      I hope Aamer is considering pointing out to the review hearing that the Crown Office has consistently taken the line that a new appeal application is the only available, and indeed the right and proper route to have all the doubts about the conviction examined. And that in this context the application has always been referred to in the context of its being made by the relatives of the victims.

    3. Assuming the new appeal does get to court (which is probably assuming quite a lot at this stage), it will be interesting to see how the Crown's vigorous defence of the conviction plays out. Is this what they're supposed to do, anyway? Aren't they supposed to look at the new evidence and fold if it completely destroys their case?

      I'm just dying to see how they plan to prove that Megrahi bought the clothes from Tony Gauci, presumably with about three separate expert witness reports explaining in excruciating detail how unreliable that sort of memory-mining is, and also how they plan to prove the bomb came off the feeder flight. Never mind the rest of it. I mean, pass the popcorn.

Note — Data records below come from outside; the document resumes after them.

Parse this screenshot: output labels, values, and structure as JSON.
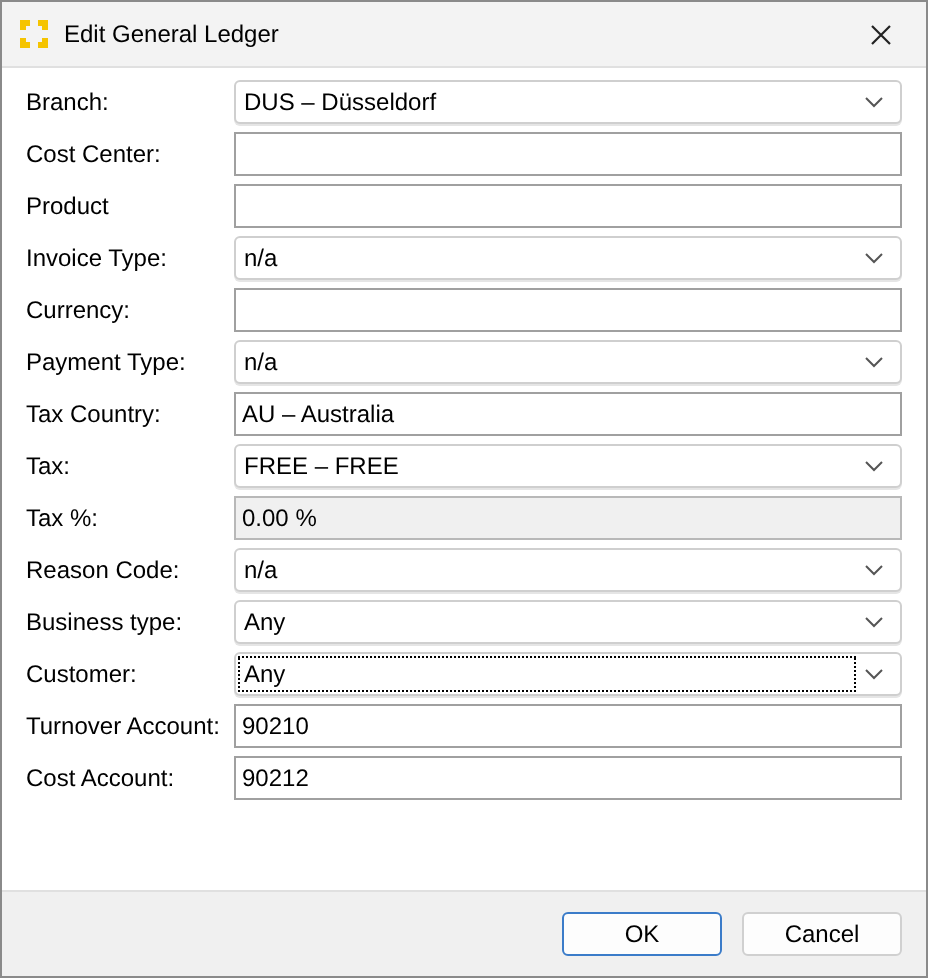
{
  "window": {
    "title": "Edit General Ledger"
  },
  "fields": [
    {
      "label": "Branch:",
      "kind": "combo",
      "value": "DUS – Düsseldorf",
      "focused": false
    },
    {
      "label": "Cost Center:",
      "kind": "text",
      "focused": false
    },
    {
      "label": "Product",
      "kind": "text",
      "focused": false
    },
    {
      "label": "Invoice Type:",
      "kind": "combo",
      "value": "n/a",
      "focused": false
    },
    {
      "label": "Currency:",
      "kind": "text",
      "focused": false
    },
    {
      "label": "Payment Type:",
      "kind": "combo",
      "value": "n/a",
      "focused": false
    },
    {
      "label": "Tax Country:",
      "kind": "text",
      "value": "AU – Australia",
      "focused": false
    },
    {
      "label": "Tax:",
      "kind": "combo",
      "value": "FREE – FREE",
      "focused": false
    },
    {
      "label": "Tax %:",
      "kind": "readonly",
      "value": "0.00 %",
      "focused": false
    },
    {
      "label": "Reason Code:",
      "kind": "combo",
      "value": "n/a",
      "focused": false
    },
    {
      "label": "Business type:",
      "kind": "combo",
      "value": "Any",
      "focused": false
    },
    {
      "label": "Customer:",
      "kind": "combo",
      "value": "Any",
      "focused": true
    },
    {
      "label": "Turnover Account:",
      "kind": "text",
      "value": "90210",
      "focused": false
    },
    {
      "label": "Cost Account:",
      "kind": "text",
      "value": "90212",
      "focused": false
    }
  ],
  "buttons": [
    {
      "label": "OK",
      "default": true
    },
    {
      "label": "Cancel",
      "default": false
    }
  ]
}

      Their only hope is to keep the appeal out of the courts, but it would be an absolulte outrage if they did that.

  2. "...keep the appeal out of the courts, but it would be an absolute outrage if they did that."

    99.9% with anything to say in that matter will see the need for keeping this case far away from the courts.
    They'll take the usual path: lie, delay, hide, play the press etc. The charade will go on and on.

    That should not discourage anybody from pushing matters. The System desperately keeping the case away from court is another arrow in JfMs case.

    1. They're extremely powerful, but they're not omnipotent. Sufficient pressure that has legal force behind it can force action even against determined opposition.